Once or twice a year, I put together a band and we play down at Bucers, a local pub named after the Reformer Martin Bucer. One of the names we have used for this motley collection of a band has been the Jenny Geddes band, named after the stalwart woman at St. Giles in Edinburgh, who in the year 1637 threw her stool at the presiding minister’s head, he who was attempting to introduce the Book of Common Prayer as the form of worship there. The name Geddes is an honored one at our house — in addition to this business, I named the heroine in one of my kids’ books after her, and one of my granddaughters has a middle name of Geddes. And — this being the reason for bringing this up — last night we had a grand old time playing the blues and some other stuff.
But because of the email announcement that went out to our church about the event, I heard back that some were wondering about what beef I might have with the Book of Common Prayer. And the answer is, none at all, actually. The original BCP was the work of some of the great heroes of the faith, and modern day Anglicans could do a lot worse than return to their orginal roots and, as a matter of fact, a lot of them are doing a lot worse.
So why is Jenny Geddes to be honored and praised then? The answer is context. This event happened during the tenure of Archbishop Laud, a small-minded and petty man. His major faults were three — he abandoned the Calvinism of the 39 Articles, he attempted to achieve uniformity of worship by coercive means (which blew up in his face in Edinburgh, thanks to Jenny), and he was a persecutor of the saints, making full use of instruments like the Star Chamber. So, when Anglicans are worshiping the God of their fathers, I am all about the BCP. When they take the show on the road, as they have periodically done, I am on the side of those who resist the tyrannical binding of their consciences.
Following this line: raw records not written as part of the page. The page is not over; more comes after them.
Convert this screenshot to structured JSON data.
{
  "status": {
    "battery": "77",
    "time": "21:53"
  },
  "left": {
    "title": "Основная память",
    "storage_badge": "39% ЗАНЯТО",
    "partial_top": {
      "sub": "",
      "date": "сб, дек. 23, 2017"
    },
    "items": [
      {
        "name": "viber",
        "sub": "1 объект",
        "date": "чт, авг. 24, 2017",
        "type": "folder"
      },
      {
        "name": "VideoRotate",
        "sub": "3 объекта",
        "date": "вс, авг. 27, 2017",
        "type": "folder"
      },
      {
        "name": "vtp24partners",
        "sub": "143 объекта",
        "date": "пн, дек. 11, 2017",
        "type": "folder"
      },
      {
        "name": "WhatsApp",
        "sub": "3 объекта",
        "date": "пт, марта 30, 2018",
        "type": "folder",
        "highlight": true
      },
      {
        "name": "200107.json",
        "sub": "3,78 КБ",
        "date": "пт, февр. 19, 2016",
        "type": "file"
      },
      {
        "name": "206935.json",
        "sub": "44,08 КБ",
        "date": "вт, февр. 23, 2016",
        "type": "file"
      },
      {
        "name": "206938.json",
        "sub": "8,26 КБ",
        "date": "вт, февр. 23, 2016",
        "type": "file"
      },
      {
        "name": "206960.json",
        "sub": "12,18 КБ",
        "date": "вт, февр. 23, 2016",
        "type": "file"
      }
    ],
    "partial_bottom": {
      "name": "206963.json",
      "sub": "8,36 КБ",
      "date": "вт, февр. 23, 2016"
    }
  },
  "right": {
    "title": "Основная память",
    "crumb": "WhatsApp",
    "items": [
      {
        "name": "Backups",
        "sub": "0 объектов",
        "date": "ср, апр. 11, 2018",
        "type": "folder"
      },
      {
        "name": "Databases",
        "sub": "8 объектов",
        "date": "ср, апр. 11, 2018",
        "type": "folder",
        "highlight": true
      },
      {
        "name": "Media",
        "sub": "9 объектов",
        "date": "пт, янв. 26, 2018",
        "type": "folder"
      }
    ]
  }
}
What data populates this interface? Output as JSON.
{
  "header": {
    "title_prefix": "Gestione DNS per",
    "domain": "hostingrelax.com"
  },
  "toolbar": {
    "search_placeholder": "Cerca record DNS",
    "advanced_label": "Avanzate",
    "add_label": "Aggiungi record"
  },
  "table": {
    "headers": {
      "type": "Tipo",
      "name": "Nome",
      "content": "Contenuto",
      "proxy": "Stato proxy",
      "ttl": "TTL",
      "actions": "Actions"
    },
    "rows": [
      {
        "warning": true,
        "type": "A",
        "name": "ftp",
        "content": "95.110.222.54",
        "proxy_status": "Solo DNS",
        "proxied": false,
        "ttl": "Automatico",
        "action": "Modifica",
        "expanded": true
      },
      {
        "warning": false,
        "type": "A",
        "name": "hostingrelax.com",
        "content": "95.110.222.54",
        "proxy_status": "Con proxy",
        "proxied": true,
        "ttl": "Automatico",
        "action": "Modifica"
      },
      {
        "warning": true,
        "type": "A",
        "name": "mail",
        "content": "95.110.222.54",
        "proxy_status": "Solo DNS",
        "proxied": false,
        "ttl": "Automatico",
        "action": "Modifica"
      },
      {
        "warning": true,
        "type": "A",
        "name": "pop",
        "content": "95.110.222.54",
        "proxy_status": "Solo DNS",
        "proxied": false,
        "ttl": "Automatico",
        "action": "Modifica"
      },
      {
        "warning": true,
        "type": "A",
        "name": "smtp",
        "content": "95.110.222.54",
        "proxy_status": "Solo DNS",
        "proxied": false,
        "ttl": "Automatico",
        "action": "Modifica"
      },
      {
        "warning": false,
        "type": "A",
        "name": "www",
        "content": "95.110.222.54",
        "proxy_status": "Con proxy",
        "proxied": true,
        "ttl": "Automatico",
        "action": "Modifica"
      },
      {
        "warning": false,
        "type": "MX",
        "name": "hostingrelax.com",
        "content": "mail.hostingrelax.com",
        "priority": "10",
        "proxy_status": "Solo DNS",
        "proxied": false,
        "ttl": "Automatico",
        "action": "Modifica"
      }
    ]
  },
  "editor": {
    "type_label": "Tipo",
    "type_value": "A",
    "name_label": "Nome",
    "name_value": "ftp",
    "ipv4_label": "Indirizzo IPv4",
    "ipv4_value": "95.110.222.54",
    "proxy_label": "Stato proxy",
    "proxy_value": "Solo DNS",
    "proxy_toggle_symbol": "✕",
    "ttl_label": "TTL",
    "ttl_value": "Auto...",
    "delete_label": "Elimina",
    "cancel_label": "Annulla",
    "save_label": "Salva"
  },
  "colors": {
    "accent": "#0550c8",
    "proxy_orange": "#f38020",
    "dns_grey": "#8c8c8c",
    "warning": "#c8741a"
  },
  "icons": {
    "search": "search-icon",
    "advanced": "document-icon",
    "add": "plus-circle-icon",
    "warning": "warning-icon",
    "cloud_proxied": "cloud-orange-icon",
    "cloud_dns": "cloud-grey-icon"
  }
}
One other thing. In the interests of historic honesty, it also has to be said that when Laud fell from power, the way he was handled by his enemies was a disgrace. He was one of the bad guys in the history of the church, but he was still handled pretty roughly. His opponents, at least those responsible for his trial, had learned more from him than from Christ.